## RECORDS FOR THIS TASK
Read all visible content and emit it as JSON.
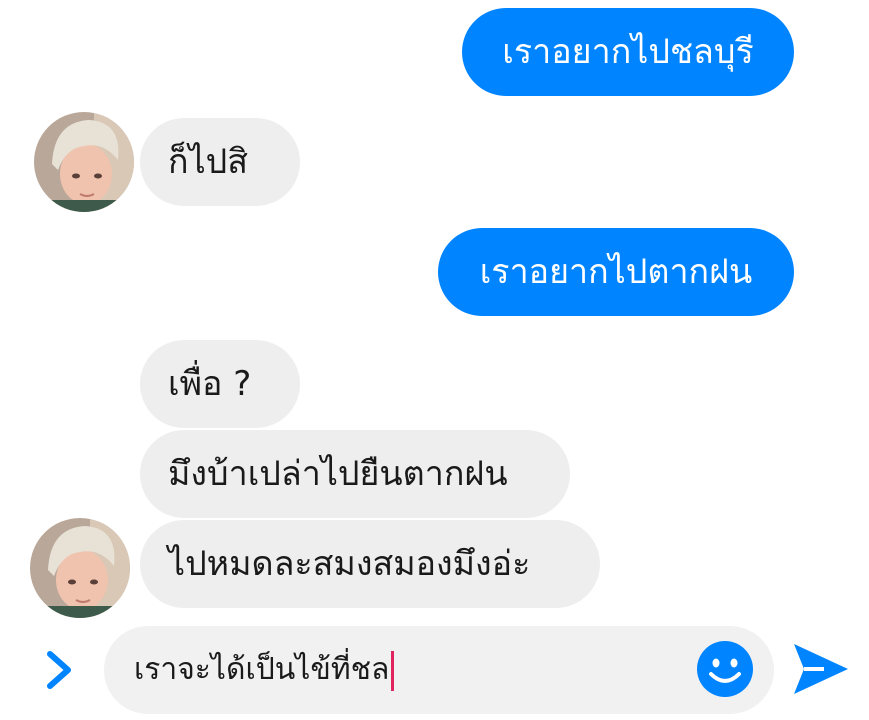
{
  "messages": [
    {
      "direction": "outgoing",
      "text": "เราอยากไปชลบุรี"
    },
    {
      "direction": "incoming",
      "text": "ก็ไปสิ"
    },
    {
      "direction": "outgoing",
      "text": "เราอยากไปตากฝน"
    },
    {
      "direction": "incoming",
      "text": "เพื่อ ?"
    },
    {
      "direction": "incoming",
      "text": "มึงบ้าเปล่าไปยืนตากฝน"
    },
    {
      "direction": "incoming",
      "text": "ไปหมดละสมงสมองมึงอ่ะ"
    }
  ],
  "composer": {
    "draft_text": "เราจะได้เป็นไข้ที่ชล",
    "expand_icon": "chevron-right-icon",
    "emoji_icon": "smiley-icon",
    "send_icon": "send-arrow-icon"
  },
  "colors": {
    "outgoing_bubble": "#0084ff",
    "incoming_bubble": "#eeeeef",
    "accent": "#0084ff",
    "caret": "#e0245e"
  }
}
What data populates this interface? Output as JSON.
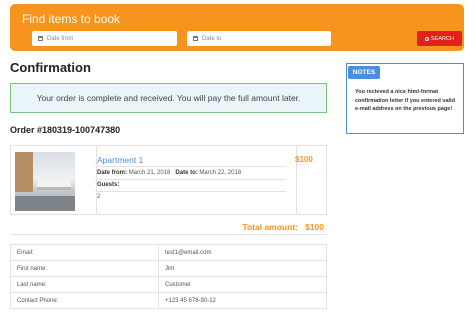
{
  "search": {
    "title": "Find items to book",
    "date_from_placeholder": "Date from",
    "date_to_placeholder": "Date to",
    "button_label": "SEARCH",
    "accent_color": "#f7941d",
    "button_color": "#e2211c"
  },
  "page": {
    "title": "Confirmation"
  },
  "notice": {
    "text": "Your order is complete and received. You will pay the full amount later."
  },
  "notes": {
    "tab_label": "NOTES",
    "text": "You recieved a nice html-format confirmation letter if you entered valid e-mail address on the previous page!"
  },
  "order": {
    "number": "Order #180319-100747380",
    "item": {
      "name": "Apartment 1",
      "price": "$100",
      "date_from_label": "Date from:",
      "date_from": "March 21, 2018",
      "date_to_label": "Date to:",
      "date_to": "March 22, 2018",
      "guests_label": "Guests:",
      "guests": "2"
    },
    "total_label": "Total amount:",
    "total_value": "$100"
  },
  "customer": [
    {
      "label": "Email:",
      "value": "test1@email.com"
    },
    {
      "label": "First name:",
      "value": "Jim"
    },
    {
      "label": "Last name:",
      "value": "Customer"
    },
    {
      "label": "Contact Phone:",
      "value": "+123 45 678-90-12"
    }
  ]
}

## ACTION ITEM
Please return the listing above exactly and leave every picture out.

## TASK RESPONSE
Read all visible content and emit it as JSON.
{
  "messages": [
    {
      "direction": "outgoing",
      "text": "เราอยากไปชลบุรี"
    },
    {
      "direction": "incoming",
      "text": "ก็ไปสิ"
    },
    {
      "direction": "outgoing",
      "text": "เราอยากไปตากฝน"
    },
    {
      "direction": "incoming",
      "text": "เพื่อ ?"
    },
    {
      "direction": "incoming",
      "text": "มึงบ้าเปล่าไปยืนตากฝน"
    },
    {
      "direction": "incoming",
      "text": "ไปหมดละสมงสมองมึงอ่ะ"
    }
  ],
  "composer": {
    "draft_text": "เราจะได้เป็นไข้ที่ชล",
    "expand_icon": "chevron-right-icon",
    "emoji_icon": "smiley-icon",
    "send_icon": "send-arrow-icon"
  },
  "colors": {
    "outgoing_bubble": "#0084ff",
    "incoming_bubble": "#eeeeef",
    "accent": "#0084ff",
    "caret": "#e0245e"
  }
}
What data populates this interface? Output as JSON.
{
  "search": {
    "title": "Find items to book",
    "date_from_placeholder": "Date from",
    "date_to_placeholder": "Date to",
    "button_label": "SEARCH",
    "accent_color": "#f7941d",
    "button_color": "#e2211c"
  },
  "page": {
    "title": "Confirmation"
  },
  "notice": {
    "text": "Your order is complete and received. You will pay the full amount later."
  },
  "notes": {
    "tab_label": "NOTES",
    "text": "You recieved a nice html-format confirmation letter if you entered valid e-mail address on the previous page!"
  },
  "order": {
    "number": "Order #180319-100747380",
    "item": {
      "name": "Apartment 1",
      "price": "$100",
      "date_from_label": "Date from:",
      "date_from": "March 21, 2018",
      "date_to_label": "Date to:",
      "date_to": "March 22, 2018",
      "guests_label": "Guests:",
      "guests": "2"
    },
    "total_label": "Total amount:",
    "total_value": "$100"
  },
  "customer": [
    {
      "label": "Email:",
      "value": "test1@email.com"
    },
    {
      "label": "First name:",
      "value": "Jim"
    },
    {
      "label": "Last name:",
      "value": "Customer"
    },
    {
      "label": "Contact Phone:",
      "value": "+123 45 678-90-12"
    }
  ]
}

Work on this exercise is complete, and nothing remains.